**EXERCISE AIM**
Give back each line of the data exactly as it reads, minus the pictures.

**MATERIAL SHOWN**
---
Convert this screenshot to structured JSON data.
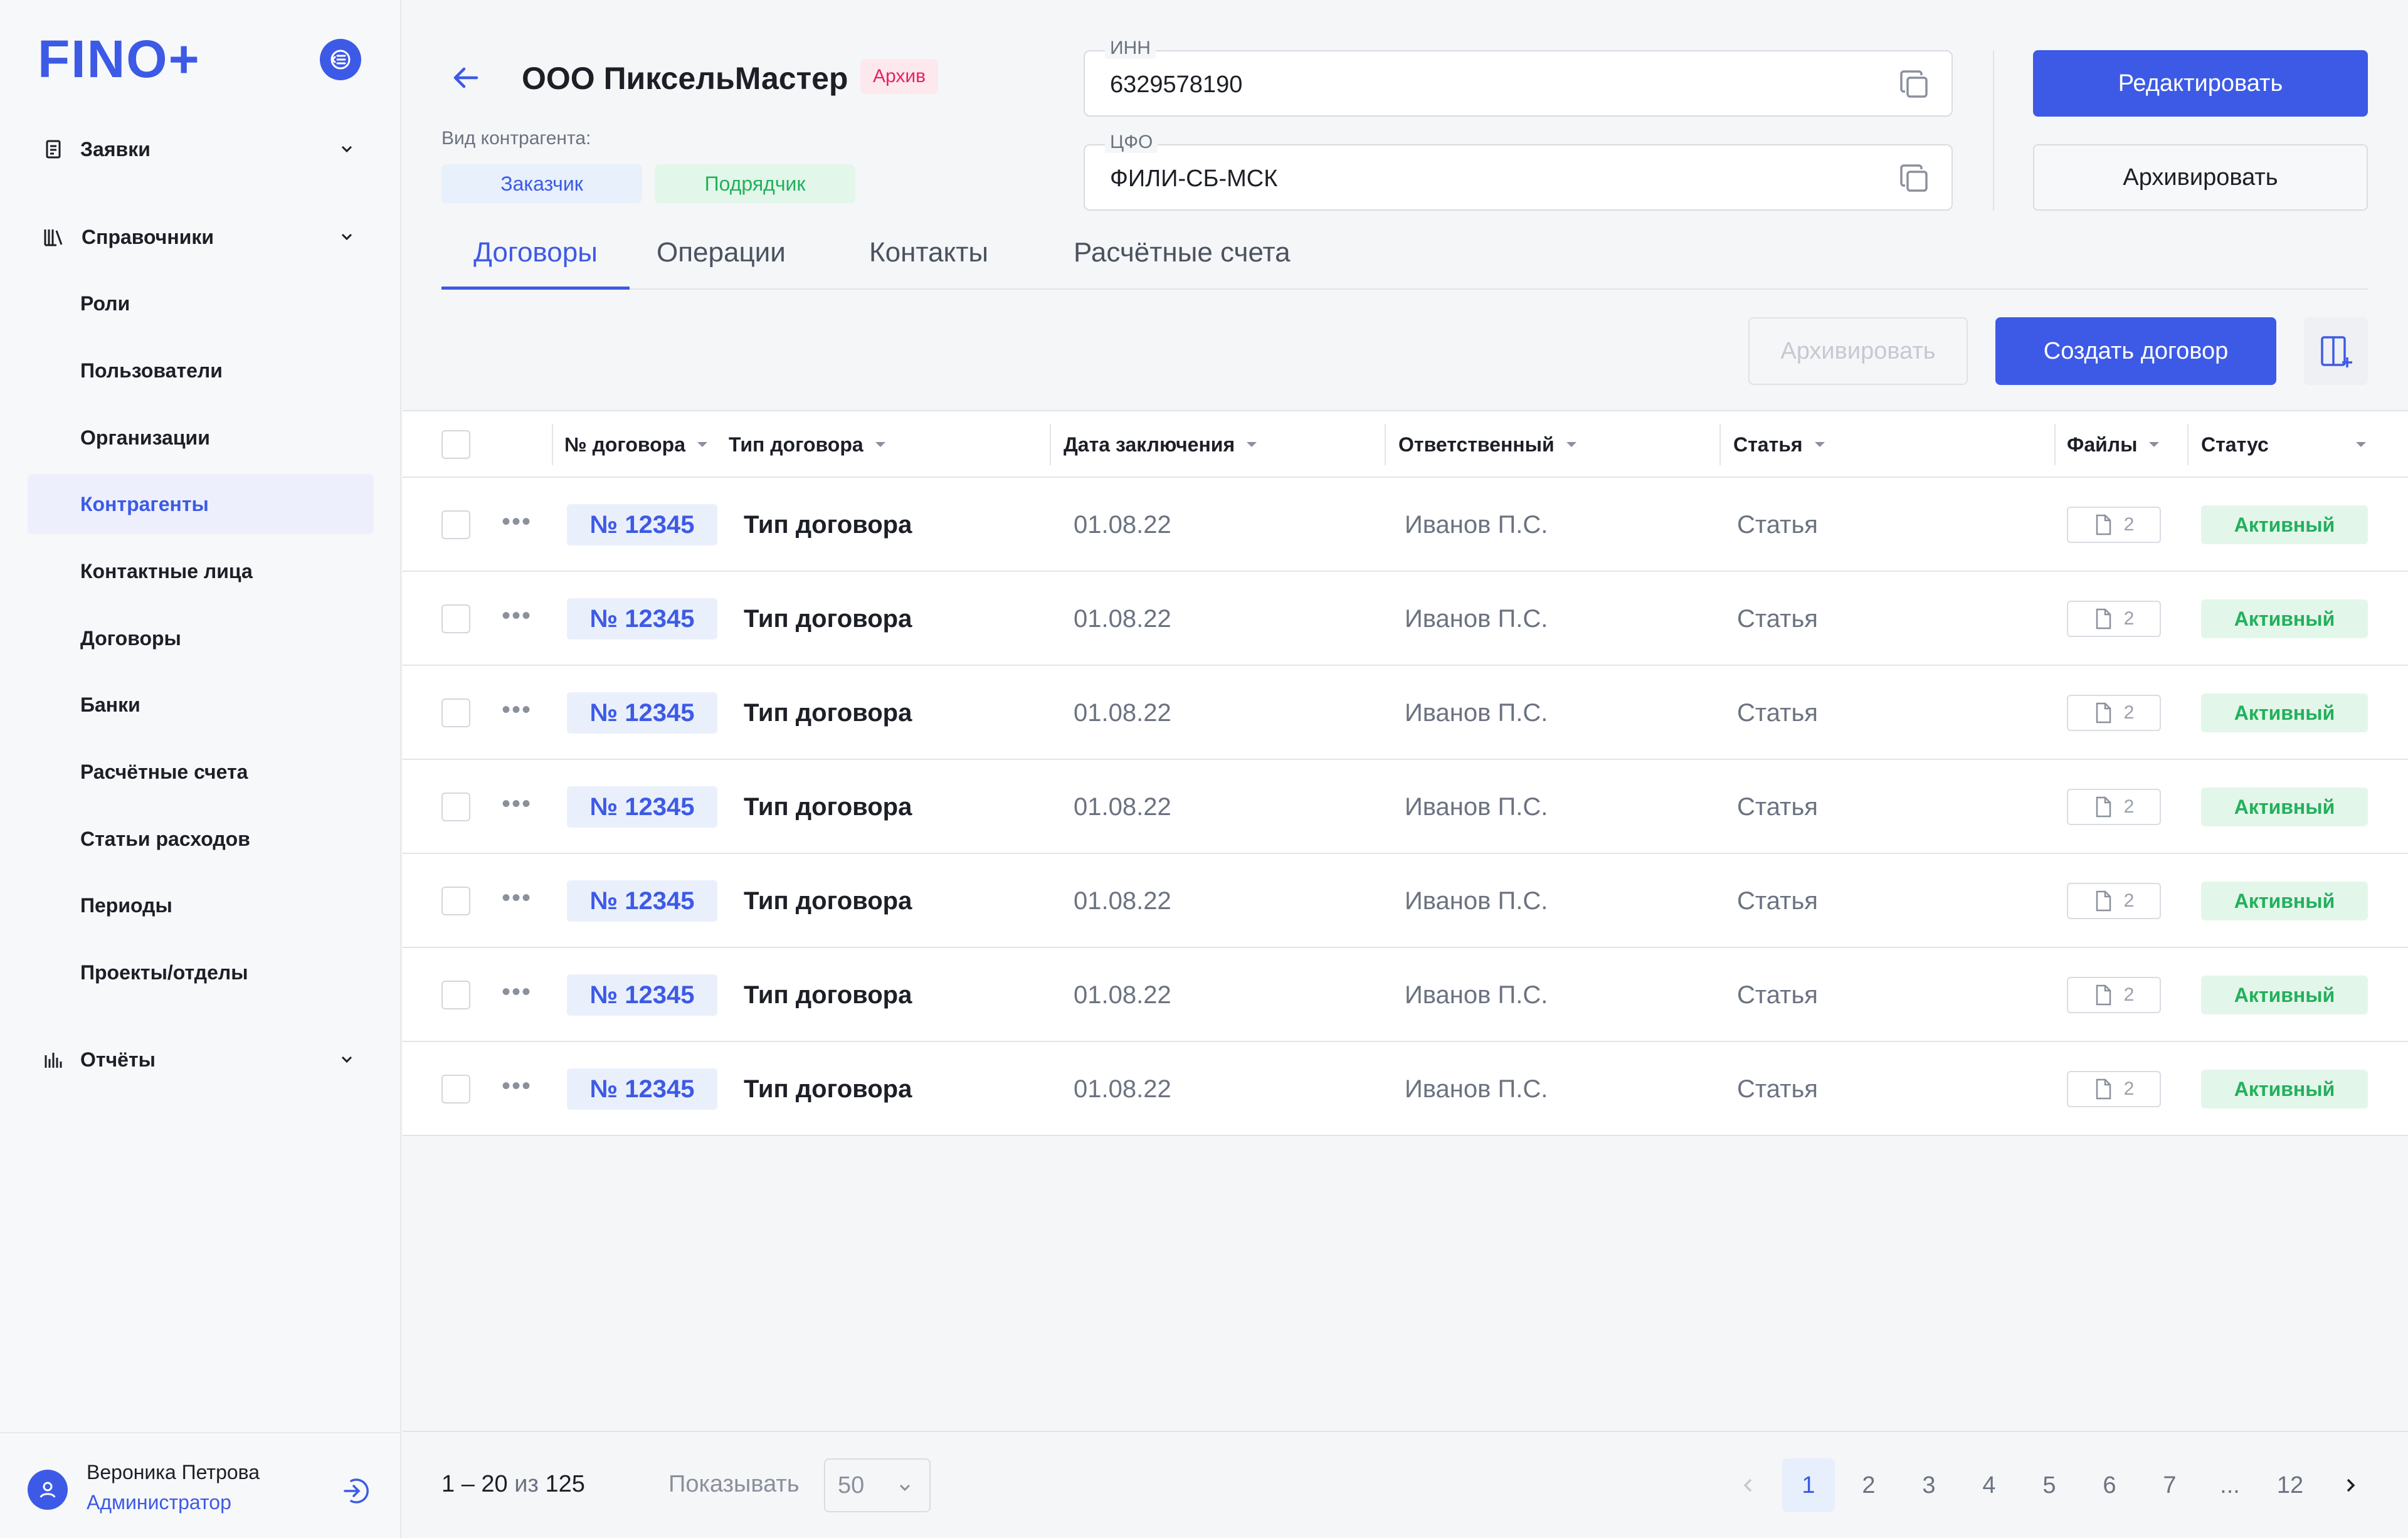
{
  "app": {
    "logo": "FINO+"
  },
  "sidebar": {
    "groups": [
      {
        "label": "Заявки",
        "icon": "document-icon"
      },
      {
        "label": "Справочники",
        "icon": "books-icon"
      },
      {
        "label": "Отчёты",
        "icon": "chart-icon"
      }
    ],
    "items": [
      {
        "label": "Роли"
      },
      {
        "label": "Пользователи"
      },
      {
        "label": "Организации"
      },
      {
        "label": "Контрагенты",
        "active": true
      },
      {
        "label": "Контактные лица"
      },
      {
        "label": "Договоры"
      },
      {
        "label": "Банки"
      },
      {
        "label": "Расчётные счета"
      },
      {
        "label": "Статьи расходов"
      },
      {
        "label": "Периоды"
      },
      {
        "label": "Проекты/отделы"
      }
    ],
    "user": {
      "name": "Вероника Петрова",
      "role": "Администратор"
    }
  },
  "header": {
    "title": "ООО ПиксельМастер",
    "badge": "Архив",
    "kind_label": "Вид контрагента:",
    "tags": [
      "Заказчик",
      "Подрядчик"
    ],
    "inn": {
      "label": "ИНН",
      "value": "6329578190"
    },
    "cfo": {
      "label": "ЦФО",
      "value": "ФИЛИ-СБ-МСК"
    },
    "edit_button": "Редактировать",
    "archive_button": "Архивировать"
  },
  "tabs": [
    {
      "label": "Договоры",
      "active": true
    },
    {
      "label": "Операции"
    },
    {
      "label": "Контакты"
    },
    {
      "label": "Расчётные счета"
    }
  ],
  "toolbar": {
    "archive_button": "Архивировать",
    "create_button": "Создать договор"
  },
  "table": {
    "columns": [
      "№ договора",
      "Тип договора",
      "Дата заключения",
      "Ответственный",
      "Статья",
      "Файлы",
      "Статус"
    ],
    "rows": [
      {
        "number": "№ 12345",
        "type": "Тип договора",
        "date": "01.08.22",
        "responsible": "Иванов П.С.",
        "article": "Статья",
        "files": "2",
        "status": "Активный"
      },
      {
        "number": "№ 12345",
        "type": "Тип договора",
        "date": "01.08.22",
        "responsible": "Иванов П.С.",
        "article": "Статья",
        "files": "2",
        "status": "Активный"
      },
      {
        "number": "№ 12345",
        "type": "Тип договора",
        "date": "01.08.22",
        "responsible": "Иванов П.С.",
        "article": "Статья",
        "files": "2",
        "status": "Активный"
      },
      {
        "number": "№ 12345",
        "type": "Тип договора",
        "date": "01.08.22",
        "responsible": "Иванов П.С.",
        "article": "Статья",
        "files": "2",
        "status": "Активный"
      },
      {
        "number": "№ 12345",
        "type": "Тип договора",
        "date": "01.08.22",
        "responsible": "Иванов П.С.",
        "article": "Статья",
        "files": "2",
        "status": "Активный"
      },
      {
        "number": "№ 12345",
        "type": "Тип договора",
        "date": "01.08.22",
        "responsible": "Иванов П.С.",
        "article": "Статья",
        "files": "2",
        "status": "Активный"
      },
      {
        "number": "№ 12345",
        "type": "Тип договора",
        "date": "01.08.22",
        "responsible": "Иванов П.С.",
        "article": "Статья",
        "files": "2",
        "status": "Активный"
      }
    ]
  },
  "footer": {
    "range": "1 – 20",
    "of": "из",
    "total": "125",
    "show_label": "Показывать",
    "per_page": "50",
    "pages": [
      "1",
      "2",
      "3",
      "4",
      "5",
      "6",
      "7",
      "...",
      "12"
    ],
    "current_page": "1"
  },
  "colors": {
    "accent": "#3d5ae6",
    "success": "#23b05c",
    "danger": "#e5245f"
  }
}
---
**RESPONSE AREA**
Convert this screenshot to structured JSON data.
{
  "app": {
    "logo": "FINO+"
  },
  "sidebar": {
    "groups": [
      {
        "label": "Заявки",
        "icon": "document-icon"
      },
      {
        "label": "Справочники",
        "icon": "books-icon"
      },
      {
        "label": "Отчёты",
        "icon": "chart-icon"
      }
    ],
    "items": [
      {
        "label": "Роли"
      },
      {
        "label": "Пользователи"
      },
      {
        "label": "Организации"
      },
      {
        "label": "Контрагенты",
        "active": true
      },
      {
        "label": "Контактные лица"
      },
      {
        "label": "Договоры"
      },
      {
        "label": "Банки"
      },
      {
        "label": "Расчётные счета"
      },
      {
        "label": "Статьи расходов"
      },
      {
        "label": "Периоды"
      },
      {
        "label": "Проекты/отделы"
      }
    ],
    "user": {
      "name": "Вероника Петрова",
      "role": "Администратор"
    }
  },
  "header": {
    "title": "ООО ПиксельМастер",
    "badge": "Архив",
    "kind_label": "Вид контрагента:",
    "tags": [
      "Заказчик",
      "Подрядчик"
    ],
    "inn": {
      "label": "ИНН",
      "value": "6329578190"
    },
    "cfo": {
      "label": "ЦФО",
      "value": "ФИЛИ-СБ-МСК"
    },
    "edit_button": "Редактировать",
    "archive_button": "Архивировать"
  },
  "tabs": [
    {
      "label": "Договоры",
      "active": true
    },
    {
      "label": "Операции"
    },
    {
      "label": "Контакты"
    },
    {
      "label": "Расчётные счета"
    }
  ],
  "toolbar": {
    "archive_button": "Архивировать",
    "create_button": "Создать договор"
  },
  "table": {
    "columns": [
      "№ договора",
      "Тип договора",
      "Дата заключения",
      "Ответственный",
      "Статья",
      "Файлы",
      "Статус"
    ],
    "rows": [
      {
        "number": "№ 12345",
        "type": "Тип договора",
        "date": "01.08.22",
        "responsible": "Иванов П.С.",
        "article": "Статья",
        "files": "2",
        "status": "Активный"
      },
      {
        "number": "№ 12345",
        "type": "Тип договора",
        "date": "01.08.22",
        "responsible": "Иванов П.С.",
        "article": "Статья",
        "files": "2",
        "status": "Активный"
      },
      {
        "number": "№ 12345",
        "type": "Тип договора",
        "date": "01.08.22",
        "responsible": "Иванов П.С.",
        "article": "Статья",
        "files": "2",
        "status": "Активный"
      },
      {
        "number": "№ 12345",
        "type": "Тип договора",
        "date": "01.08.22",
        "responsible": "Иванов П.С.",
        "article": "Статья",
        "files": "2",
        "status": "Активный"
      },
      {
        "number": "№ 12345",
        "type": "Тип договора",
        "date": "01.08.22",
        "responsible": "Иванов П.С.",
        "article": "Статья",
        "files": "2",
        "status": "Активный"
      },
      {
        "number": "№ 12345",
        "type": "Тип договора",
        "date": "01.08.22",
        "responsible": "Иванов П.С.",
        "article": "Статья",
        "files": "2",
        "status": "Активный"
      },
      {
        "number": "№ 12345",
        "type": "Тип договора",
        "date": "01.08.22",
        "responsible": "Иванов П.С.",
        "article": "Статья",
        "files": "2",
        "status": "Активный"
      }
    ]
  },
  "footer": {
    "range": "1 – 20",
    "of": "из",
    "total": "125",
    "show_label": "Показывать",
    "per_page": "50",
    "pages": [
      "1",
      "2",
      "3",
      "4",
      "5",
      "6",
      "7",
      "...",
      "12"
    ],
    "current_page": "1"
  },
  "colors": {
    "accent": "#3d5ae6",
    "success": "#23b05c",
    "danger": "#e5245f"
  }
}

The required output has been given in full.